::: The records

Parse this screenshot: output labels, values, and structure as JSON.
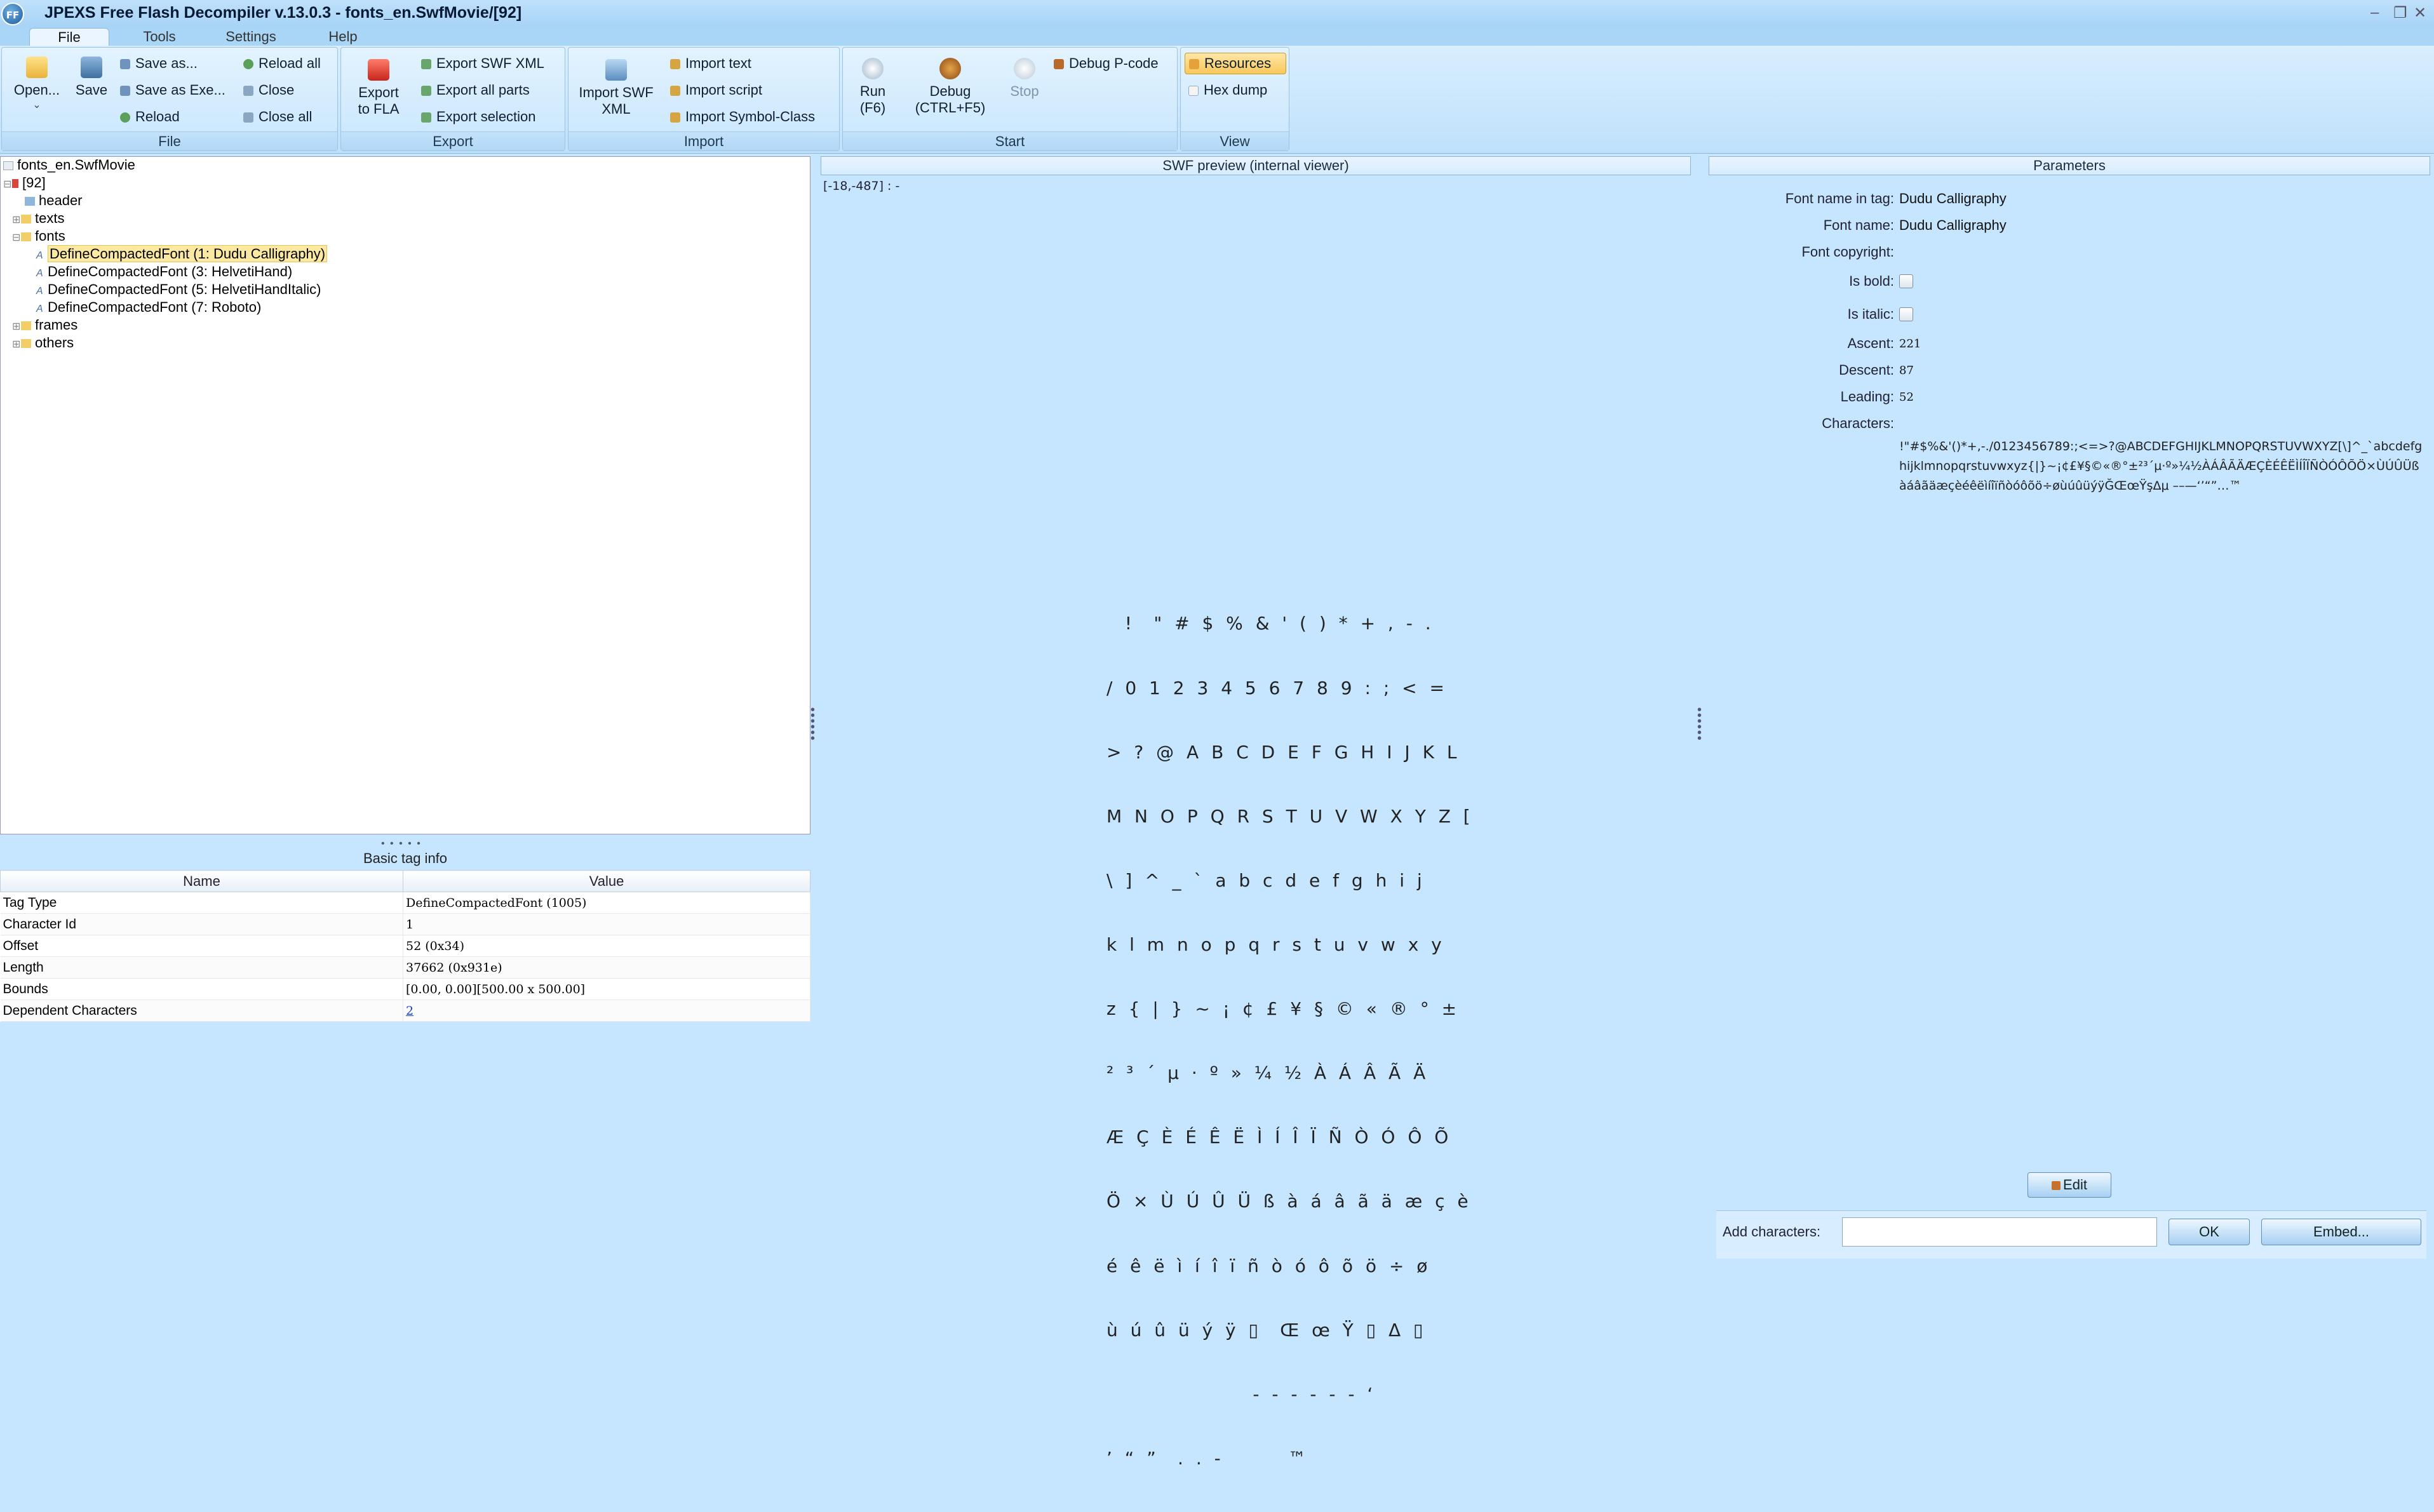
{
  "window": {
    "title": "JPEXS Free Flash Decompiler v.13.0.3 - fonts_en.SwfMovie/[92]",
    "logo_text": "FF",
    "controls": [
      "–",
      "❐",
      "✕"
    ]
  },
  "menu": {
    "tabs": [
      "File",
      "Tools",
      "Settings",
      "Help"
    ],
    "active_tab": "File"
  },
  "ribbon": {
    "groups": {
      "file": {
        "label": "File",
        "open": "Open...",
        "save": "Save",
        "save_as": "Save as...",
        "save_as_exe": "Save as Exe...",
        "reload": "Reload",
        "reload_all": "Reload all",
        "close": "Close",
        "close_all": "Close all"
      },
      "export": {
        "label": "Export",
        "export_to_fla_line1": "Export",
        "export_to_fla_line2": "to FLA",
        "export_swf_xml": "Export SWF XML",
        "export_all_parts": "Export all parts",
        "export_selection": "Export selection"
      },
      "import": {
        "label": "Import",
        "import_swf_xml_line1": "Import SWF",
        "import_swf_xml_line2": "XML",
        "import_text": "Import text",
        "import_script": "Import script",
        "import_symbol_class": "Import Symbol-Class"
      },
      "start": {
        "label": "Start",
        "run_line1": "Run",
        "run_line2": "(F6)",
        "debug_line1": "Debug",
        "debug_line2": "(CTRL+F5)",
        "stop": "Stop",
        "debug_pcode": "Debug P-code"
      },
      "view": {
        "label": "View",
        "resources": "Resources",
        "hex_dump": "Hex dump"
      }
    }
  },
  "tree": {
    "root": "fonts_en.SwfMovie",
    "movie": "[92]",
    "header": "header",
    "texts": "texts",
    "fonts": "fonts",
    "font_items": [
      "DefineCompactedFont (1: Dudu Calligraphy)",
      "DefineCompactedFont (3: HelvetiHand)",
      "DefineCompactedFont (5: HelvetiHandItalic)",
      "DefineCompactedFont (7: Roboto)"
    ],
    "frames": "frames",
    "others": "others"
  },
  "tag_info": {
    "title": "Basic tag info",
    "columns": [
      "Name",
      "Value"
    ],
    "rows": [
      {
        "name": "Tag Type",
        "value": "DefineCompactedFont (1005)"
      },
      {
        "name": "Character Id",
        "value": "1"
      },
      {
        "name": "Offset",
        "value": "52 (0x34)"
      },
      {
        "name": "Length",
        "value": "37662 (0x931e)"
      },
      {
        "name": "Bounds",
        "value": "[0.00, 0.00][500.00 x 500.00]"
      },
      {
        "name": "Dependent Characters",
        "value": "2"
      }
    ]
  },
  "preview": {
    "title": "SWF preview (internal viewer)",
    "coords": "[-18,-487] :  -",
    "glyph_rows": [
      "  !  \" # $ % & ' ( ) * + , - .",
      "/ 0 1 2 3 4 5 6 7 8 9 : ; < =",
      "> ? @ A B C D E F G H I J K L",
      "M N O P Q R S T U V W X Y Z [",
      "\\ ] ^ _ ` a b c d e f g h i j",
      "k l m n o p q r s t u v w x y",
      "z { | } ~ ¡ ¢ £ ¥ § © « ® ° ±",
      "² ³ ´ µ · º » ¼ ½ À Á Â Ã Ä",
      "Æ Ç È É Ê Ë Ì Í Î Ï Ñ Ò Ó Ô Õ",
      "Ö × Ù Ú Û Ü ß à á â ã ä æ ç è",
      "é ê ë ì í î ï ñ ò ó ô õ ö ÷ ø",
      "ù ú û ü ý ÿ ▯  Œ œ Ÿ ▯ Δ ▯",
      "                - - - - - - ‘",
      "’ “ ”  . . -       ™"
    ]
  },
  "parameters": {
    "title": "Parameters",
    "font_name_in_tag_label": "Font name in tag:",
    "font_name_in_tag": "Dudu Calligraphy",
    "font_name_label": "Font name:",
    "font_name": "Dudu Calligraphy",
    "font_copyright_label": "Font copyright:",
    "font_copyright": "",
    "is_bold_label": "Is bold:",
    "is_bold": false,
    "is_italic_label": "Is italic:",
    "is_italic": false,
    "ascent_label": "Ascent:",
    "ascent": "221",
    "descent_label": "Descent:",
    "descent": "87",
    "leading_label": "Leading:",
    "leading": "52",
    "characters_label": "Characters:",
    "characters": "!\"#$%&'()*+,-./0123456789:;<=>?@ABCDEFGHIJKLMNOPQRSTUVWXYZ[\\]^_`abcdefghijklmnopqrstuvwxyz{|}~¡¢£¥§©«®°±²³´µ·º»¼½ÀÁÂÃÄÆÇÈÉÊËÌÍÎÏÑÒÓÔÕÖ×ÙÚÛÜßàáâãäæçèéêëìíîïñòóôõö÷øùúûüýÿĞŒœŸşΔμ ––—‘’“”…™",
    "edit_button": "Edit",
    "add_characters_label": "Add characters:",
    "add_characters_value": "",
    "ok_button": "OK",
    "embed_button": "Embed..."
  }
}
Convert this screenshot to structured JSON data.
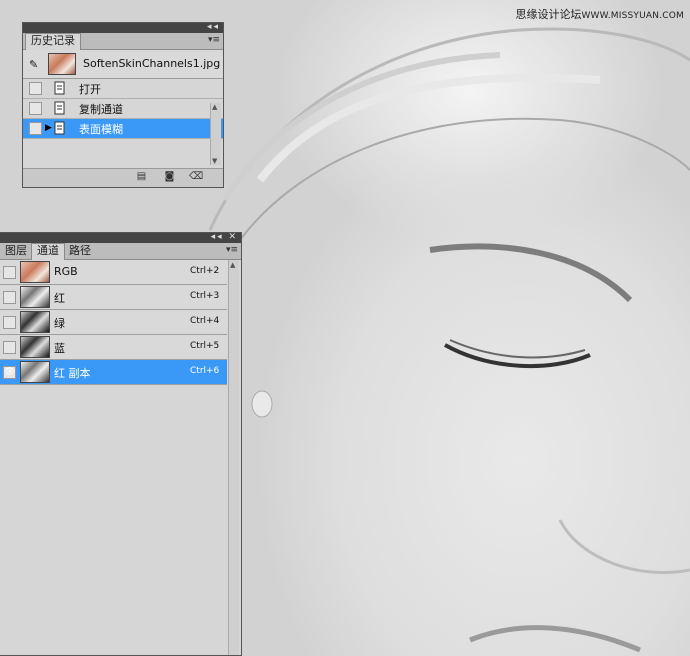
{
  "watermark": {
    "text": "思缘设计论坛",
    "site": "WWW.MISSYUAN.COM"
  },
  "history": {
    "tab": "历史记录",
    "snapshot": "SoftenSkinChannels1.jpg",
    "items": [
      {
        "label": "打开"
      },
      {
        "label": "复制通道"
      },
      {
        "label": "表面模糊"
      }
    ]
  },
  "channels": {
    "tabs": [
      "图层",
      "通道",
      "路径"
    ],
    "rows": [
      {
        "name": "RGB",
        "shortcut": "Ctrl+2"
      },
      {
        "name": "红",
        "shortcut": "Ctrl+3"
      },
      {
        "name": "绿",
        "shortcut": "Ctrl+4"
      },
      {
        "name": "蓝",
        "shortcut": "Ctrl+5"
      },
      {
        "name": "红 副本",
        "shortcut": "Ctrl+6"
      }
    ]
  },
  "icons": {
    "panel_collapse": "double-arrow-icon",
    "panel_close": "close-icon",
    "panel_menu": "panel-menu-icon",
    "history_brush": "history-brush-icon",
    "history_step": "history-state-icon",
    "visibility": "eye-icon",
    "new_document": "new-document-icon",
    "snapshot": "camera-icon",
    "delete": "trash-icon"
  },
  "colors": {
    "selection": "#3a99f7",
    "panel_bg": "#d6d6d6",
    "panel_bar": "#444444"
  }
}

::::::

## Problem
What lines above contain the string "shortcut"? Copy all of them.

## Task response
        "shortcut": "Ctrl+2"
        "shortcut": "Ctrl+3"
        "shortcut": "Ctrl+4"
        "shortcut": "Ctrl+5"
        "shortcut": "Ctrl+6"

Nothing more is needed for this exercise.